  4. Members/Customers: weaving diversity and inclusion into the fabric of our business strategy and using it to better understand our customers’ needs and expectations

We developed a scorecard to measure success. For example, for the workplace pillar we look at our workforce representation, as most companies do. We also have a diversity index within our annual employee engagement survey that allows us to measure our effectiveness in providing an inclusive work environment. When it comes to community and marketplace, we evaluate how we’re doing in the area of supplier diversity and whether we’re increasing our community presence in terms of volunteer hours and community events hosted by the diversity and inclusion team.

The future of diversity and inclusion

Twenty years ago when we talked about diversity, the focus was on race, ethnicity and in some cases, sexual orientation. More companies are shifting their focus from diversity to inclusion or belonging. Diversity is a fact. Inclusion is a practice. Equity is the goal.

Ultimately, diversity and inclusion is a journey with no finish line.
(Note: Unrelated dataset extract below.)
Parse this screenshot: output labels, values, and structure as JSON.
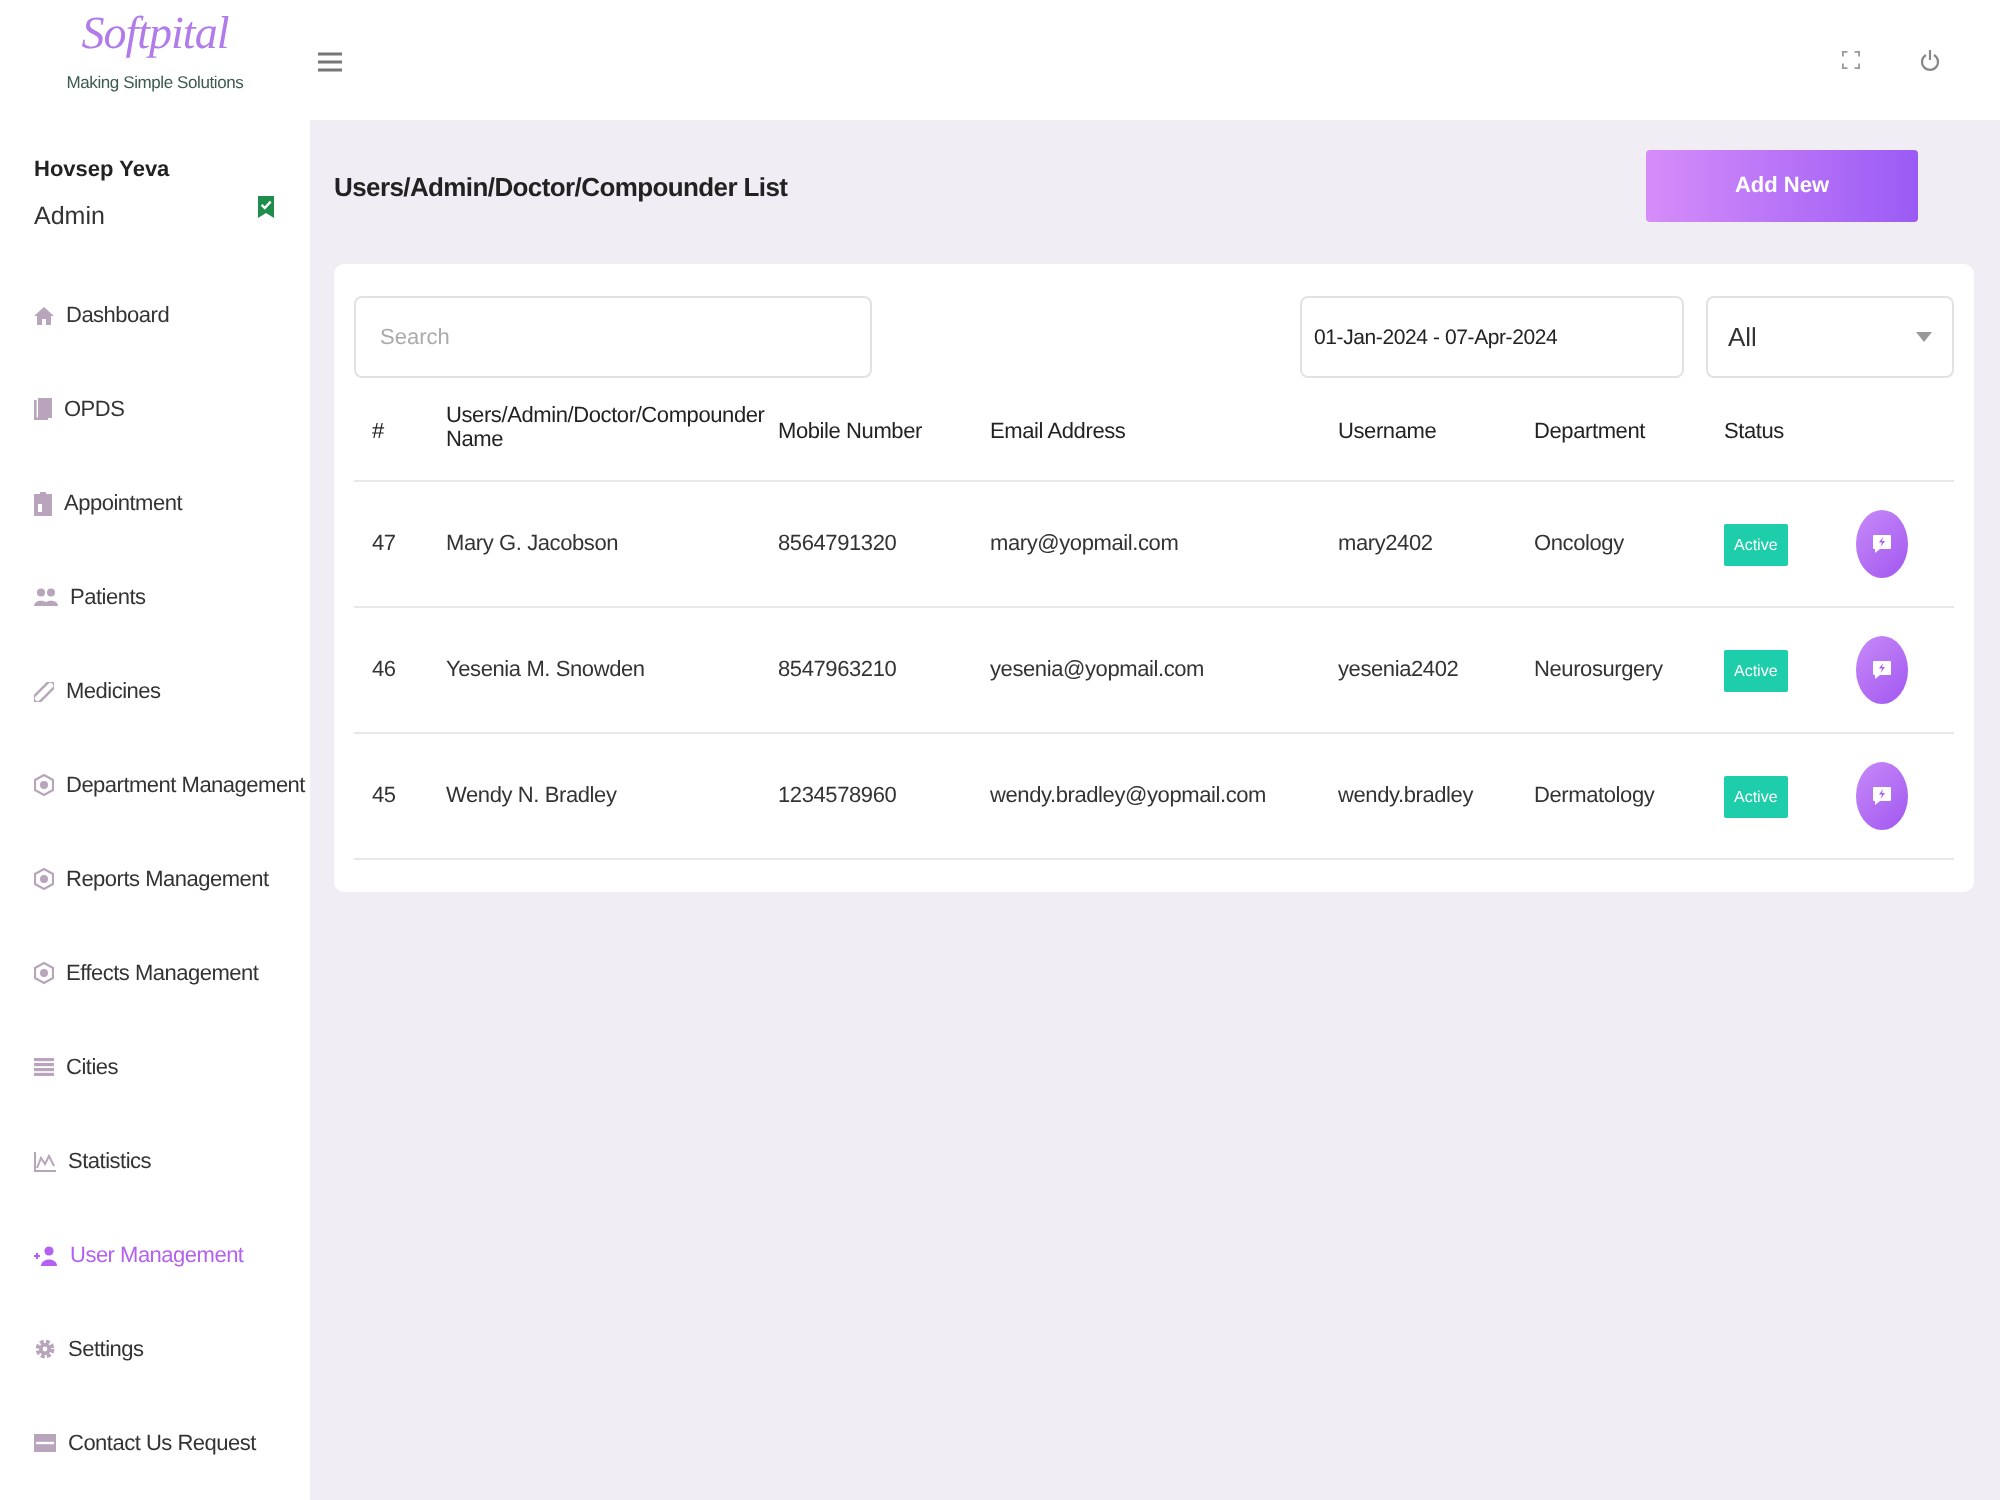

We all can play a role in helping create a more welcoming environment at work, while also enjoying the competitive advantages of inclusion.

Karina DeLaCruz is the Human Resources Consulting and Diversity Executive at CSAA Insurance Group based in Walnut Creek, CA.  She has extensive background and expertise in Human Resources, Diversity and Inclusion, Leadership Development, Business Operations and Customer Service.  In her role at CSAA Insurance Group, she is responsible for the design and execution of the company’s diversity and inclusion strategy and oversees all of their diversity and inclusion initiatives and programs.

Disclaimer: The opinions and views of guest contributors are not necessarily those of theglasshammer.com